Sunday, November 25, 2007
Sunday, November 25, 2007
With Confessor Terry Goodkind finally brings his long running Sword of Truth series to a close. At this point Richard Rahl is being held captive by Jagang's Empire and is using the sport of the Empire, some odd mix of rugby and quidditch, to be his opportunity to get a chance to strike at Jagang and to save his wife, Kahlan. Meanwhile Richard's grandfather Zedd and other friends (namely the Mord-Sith Cara, and the former Sister of Dark Nicci) are seeking a way to find Richard, stop the besieging army, rescue Kahlan, and all together save the day.
Your typical fantasy quest, though it has taken a long time to get into a position where there is a true end in sight.
This is the conclusion of the three book story arc of the Chainfire trilogy as well as wrapping up the entire Sword of Truth series. Kahlan still does not remember who she was due to the Chainfire spell, and Jagang's Sisters of Dark have put the Boxes of Orden in play (remember those boxes from Wizard's First Rule?)
If you have read this far in the series you know how everything has been set up and how Richard and Kahlan have gotten to this point. If you haven't, then go back and start from the first book (and stop when you lose interest).
How good is Confessor? That's the question.
Honestly, Confessor is a mixed bag of delights and frustration. Terry Goodkind writes some excellent and exciting action sequences. His descriptions of the action of quidditch, er... rugby, er... Ja' La - are superb. The danger and excitement of this bloodthirsty sport come alive and the final match and aftermath...stunning and breathtaking. Goodkind does action very well. He is creative in coming up with things I haven't seen before.
And then the characters open their mouths and start to speak and oh, dear lord, make them stop! Goodkind's characters do not converse, they do not dialog, they dictate and they lecture. Once a character gets a thought into his or her pretty little head - well, whatever point of philosophy that the character is making will cover paragraph after paragraph, page after page, until the reader is bludgeoned into submission. As is the character the speaker is communicating with. It's rough and Confessor is at its philosophical worst since Naked Empire.
So is Confessor any good? Mostly, partly, yeah, it is. Kind of. If you cut the two hundred pages or so of lecture, Confessor isn't half bad. Of course, this means it isn't half good, either, but Confessor provides a solid, if somewhat deus ex machina, ending to the series, wrapping up nearly every little storyline that has been introduced over the course of the series.
Another complaint is something that other readers will enjoy. Goodkind found a way to cram in nearly every minor and major character, both living and dead, that has appeared thus far in the series. Even those that hadn't been mentioned in 5+ books. I thought it was pointless and forced. Others will love this aspect of the story. I didn't.
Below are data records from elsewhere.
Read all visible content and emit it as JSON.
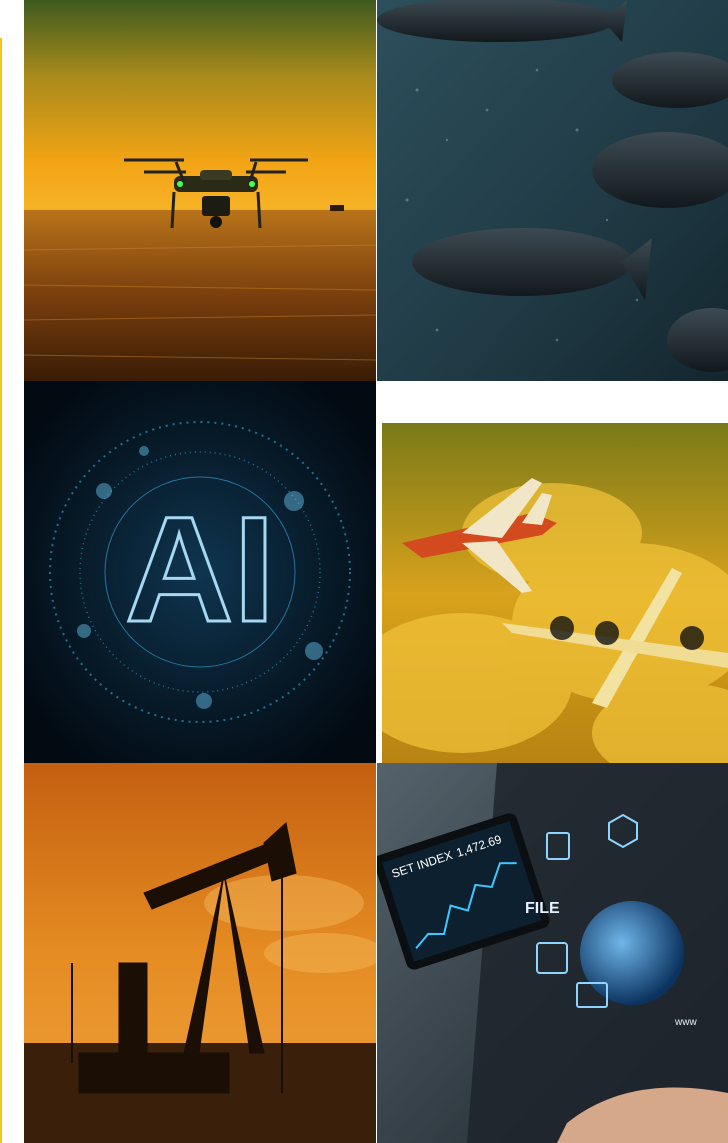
{
  "colors": {
    "accent": "#f5c518",
    "gold": "#e7a21a",
    "teal_dark": "#1f3a45",
    "ai_blue": "#3aa9e0",
    "orange": "#d9801d",
    "tablet_blue": "#1a6fb5"
  },
  "tiles": {
    "drone": {
      "icon": "drone-field-image"
    },
    "salmon": {
      "icon": "salmon-school-image"
    },
    "ai": {
      "label": "AI",
      "icon": "ai-circuit-image"
    },
    "planes": {
      "icon": "aircraft-clouds-image"
    },
    "oil": {
      "icon": "oil-pumpjack-image"
    },
    "tablet": {
      "index_label": "SET INDEX",
      "index_value": "1,472.69",
      "file_label": "FILE",
      "www_label": "www"
    }
  }
}
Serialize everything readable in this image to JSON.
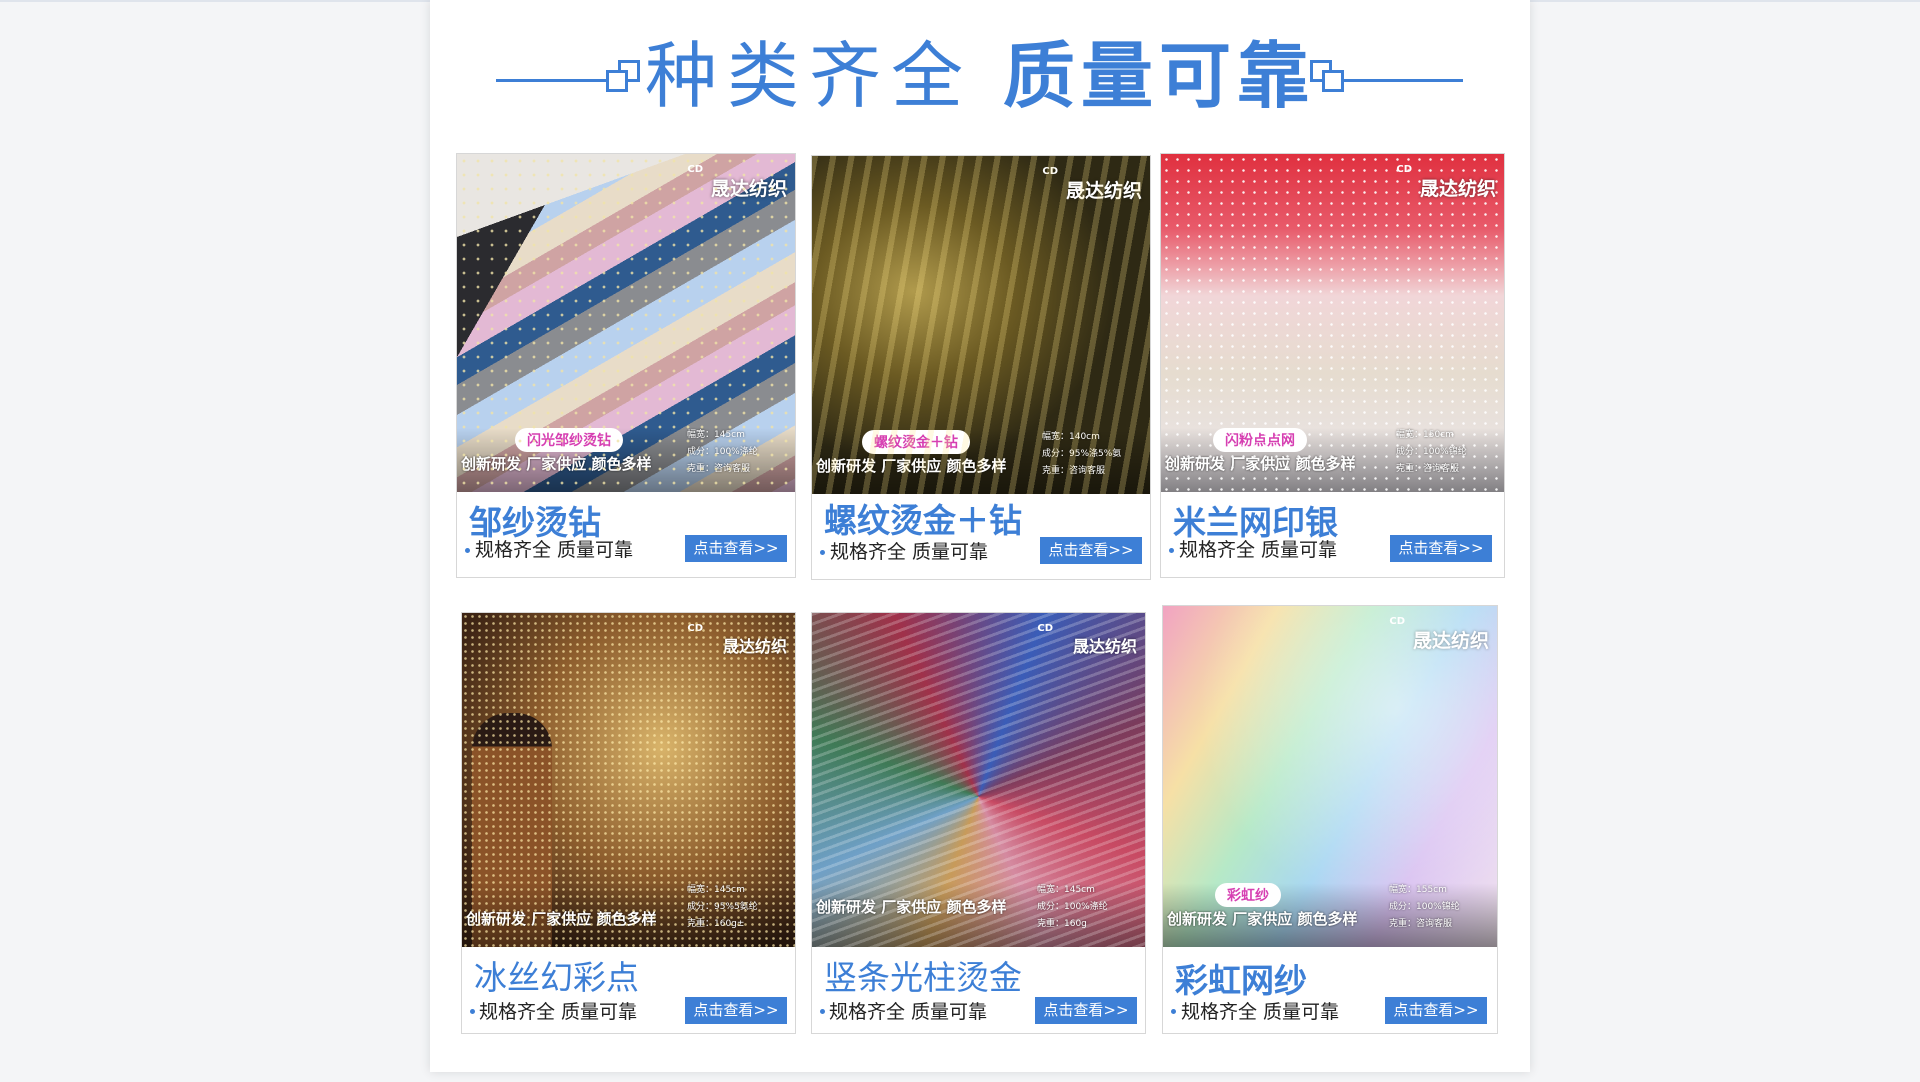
{
  "header": {
    "title_light": "种类齐全",
    "title_bold": "质量可靠"
  },
  "theme": {
    "accent": "#3d7fd6",
    "pill_text": "#d63fb2"
  },
  "products": [
    {
      "brand": "晟达纺织",
      "brand_mark": "CD",
      "tag": "闪光邹纱烫钻",
      "slogan": "创新研发 厂家供应 颜色多样",
      "specs": [
        "幅宽：145cm",
        "成分：100%涤纶",
        "克重：咨询客服"
      ],
      "name": "邹纱烫钻",
      "subtitle": "规格齐全 质量可靠",
      "button": "点击查看>>"
    },
    {
      "brand": "晟达纺织",
      "brand_mark": "CD",
      "tag": "螺纹烫金＋钻",
      "slogan": "创新研发 厂家供应 颜色多样",
      "specs": [
        "幅宽：140cm",
        "成分：95%涤5%氨",
        "克重：咨询客服"
      ],
      "name": "螺纹烫金＋钻",
      "subtitle": "规格齐全 质量可靠",
      "button": "点击查看>>"
    },
    {
      "brand": "晟达纺织",
      "brand_mark": "CD",
      "tag": "闪粉点点网",
      "slogan": "创新研发 厂家供应 颜色多样",
      "specs": [
        "幅宽：150cm",
        "成分：100%锦纶",
        "克重：咨询客服"
      ],
      "name": "米兰网印银",
      "subtitle": "规格齐全 质量可靠",
      "button": "点击查看>>"
    },
    {
      "brand": "晟达纺织",
      "brand_mark": "CD",
      "tag": "",
      "slogan": "创新研发 厂家供应 颜色多样",
      "specs": [
        "幅宽：145cm",
        "成分：95%5氨纶",
        "克重：160g±"
      ],
      "name": "冰丝幻彩点",
      "subtitle": "规格齐全 质量可靠",
      "button": "点击查看>>"
    },
    {
      "brand": "晟达纺织",
      "brand_mark": "CD",
      "tag": "",
      "slogan": "创新研发 厂家供应 颜色多样",
      "specs": [
        "幅宽：145cm",
        "成分：100%涤纶",
        "克重：160g"
      ],
      "name": "竖条光柱烫金",
      "subtitle": "规格齐全 质量可靠",
      "button": "点击查看>>"
    },
    {
      "brand": "晟达纺织",
      "brand_mark": "CD",
      "tag": "彩虹纱",
      "slogan": "创新研发 厂家供应 颜色多样",
      "specs": [
        "幅宽：155cm",
        "成分：100%锦纶",
        "克重：咨询客服"
      ],
      "name": "彩虹网纱",
      "subtitle": "规格齐全 质量可靠",
      "button": "点击查看>>"
    }
  ]
}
The earliest work of Terry Goodkind was exciting fantasy, raw and gritty (if a bit gratuitous) and felt fresh and a pleasure to read. He seemed a worth successor to Robert Jordan (though Jordan had not gone anywhere at the time). As the series progressed Goodkind (through the vehicle of Richard Rahl) became more and more preachy and Richard's philosophy seemed to mirror Goodkind's philosophy, at least that which came out through interviews. It is in your face and demanding and off-putting. That Goodkind has a personal philosophy is one thing and separate from the novels. That he incorporates his philosophy into his fiction is fine. That the philosophy overshadows and overwhelms an actual story and plot and character...this is inexcusable.
Confessor is a mixed bag and only half as successful as it could have been. Chainfire (the novel) set up a great opportunity for a conclusion to the series, and while Goodkind did cross the finish line in, I imagine, a manner in which he is proud, but I feel that Confessor stumbled across the line with flashes of excellence.
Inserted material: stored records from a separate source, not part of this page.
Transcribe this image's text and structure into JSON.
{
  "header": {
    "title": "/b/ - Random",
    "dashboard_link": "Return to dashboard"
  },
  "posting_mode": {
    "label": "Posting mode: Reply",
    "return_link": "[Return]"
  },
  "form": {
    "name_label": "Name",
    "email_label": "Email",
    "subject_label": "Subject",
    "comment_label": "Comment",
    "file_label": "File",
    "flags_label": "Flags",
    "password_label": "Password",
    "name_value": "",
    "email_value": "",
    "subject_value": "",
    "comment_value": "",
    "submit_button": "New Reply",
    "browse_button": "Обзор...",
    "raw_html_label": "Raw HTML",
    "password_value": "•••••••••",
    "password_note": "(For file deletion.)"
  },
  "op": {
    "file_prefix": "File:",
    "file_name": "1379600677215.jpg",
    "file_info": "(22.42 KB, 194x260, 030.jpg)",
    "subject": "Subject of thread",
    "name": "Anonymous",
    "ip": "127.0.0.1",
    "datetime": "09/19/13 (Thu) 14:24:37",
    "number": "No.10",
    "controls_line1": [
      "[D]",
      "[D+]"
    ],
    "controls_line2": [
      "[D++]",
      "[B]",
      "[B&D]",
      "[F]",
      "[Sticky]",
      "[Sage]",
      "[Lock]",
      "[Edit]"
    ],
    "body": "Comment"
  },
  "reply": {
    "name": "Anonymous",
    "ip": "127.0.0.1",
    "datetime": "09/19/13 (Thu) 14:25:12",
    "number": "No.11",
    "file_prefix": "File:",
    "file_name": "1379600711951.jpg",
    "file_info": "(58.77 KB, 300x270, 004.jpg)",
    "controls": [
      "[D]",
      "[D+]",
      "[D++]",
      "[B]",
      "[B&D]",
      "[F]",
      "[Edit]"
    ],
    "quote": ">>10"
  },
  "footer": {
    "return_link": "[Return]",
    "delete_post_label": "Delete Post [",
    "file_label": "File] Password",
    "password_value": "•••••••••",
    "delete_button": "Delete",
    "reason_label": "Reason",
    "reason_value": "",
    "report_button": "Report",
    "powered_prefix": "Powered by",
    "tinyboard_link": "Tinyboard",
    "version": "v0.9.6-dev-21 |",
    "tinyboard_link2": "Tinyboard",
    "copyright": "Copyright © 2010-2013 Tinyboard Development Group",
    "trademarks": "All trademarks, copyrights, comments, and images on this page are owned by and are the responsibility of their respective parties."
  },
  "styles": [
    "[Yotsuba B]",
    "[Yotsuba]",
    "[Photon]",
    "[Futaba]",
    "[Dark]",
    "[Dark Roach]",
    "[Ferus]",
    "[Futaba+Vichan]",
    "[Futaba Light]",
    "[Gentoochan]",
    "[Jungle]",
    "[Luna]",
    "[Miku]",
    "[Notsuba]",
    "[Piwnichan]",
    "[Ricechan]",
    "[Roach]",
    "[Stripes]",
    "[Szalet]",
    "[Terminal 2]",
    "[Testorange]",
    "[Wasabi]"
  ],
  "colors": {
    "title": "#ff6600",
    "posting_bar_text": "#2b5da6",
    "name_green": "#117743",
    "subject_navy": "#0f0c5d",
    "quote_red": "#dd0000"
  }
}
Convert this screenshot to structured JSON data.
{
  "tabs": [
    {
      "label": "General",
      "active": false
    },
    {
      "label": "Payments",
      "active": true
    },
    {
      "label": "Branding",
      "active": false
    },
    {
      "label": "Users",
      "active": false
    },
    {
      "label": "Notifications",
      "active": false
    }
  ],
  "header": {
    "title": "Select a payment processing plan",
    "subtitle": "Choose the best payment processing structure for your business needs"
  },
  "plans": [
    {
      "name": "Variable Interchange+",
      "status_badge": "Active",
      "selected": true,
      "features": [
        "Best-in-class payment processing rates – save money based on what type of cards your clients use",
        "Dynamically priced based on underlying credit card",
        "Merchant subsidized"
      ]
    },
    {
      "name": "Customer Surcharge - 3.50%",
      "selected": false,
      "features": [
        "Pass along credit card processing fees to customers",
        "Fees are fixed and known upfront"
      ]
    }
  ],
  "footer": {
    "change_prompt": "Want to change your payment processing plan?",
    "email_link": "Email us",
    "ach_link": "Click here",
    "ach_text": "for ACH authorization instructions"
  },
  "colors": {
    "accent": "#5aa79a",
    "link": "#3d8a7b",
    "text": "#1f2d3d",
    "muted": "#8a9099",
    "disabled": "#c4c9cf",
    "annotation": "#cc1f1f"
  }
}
At last, it is finished. Not with a bang, but with a fist thrust belligerently in the air. We would expect no less.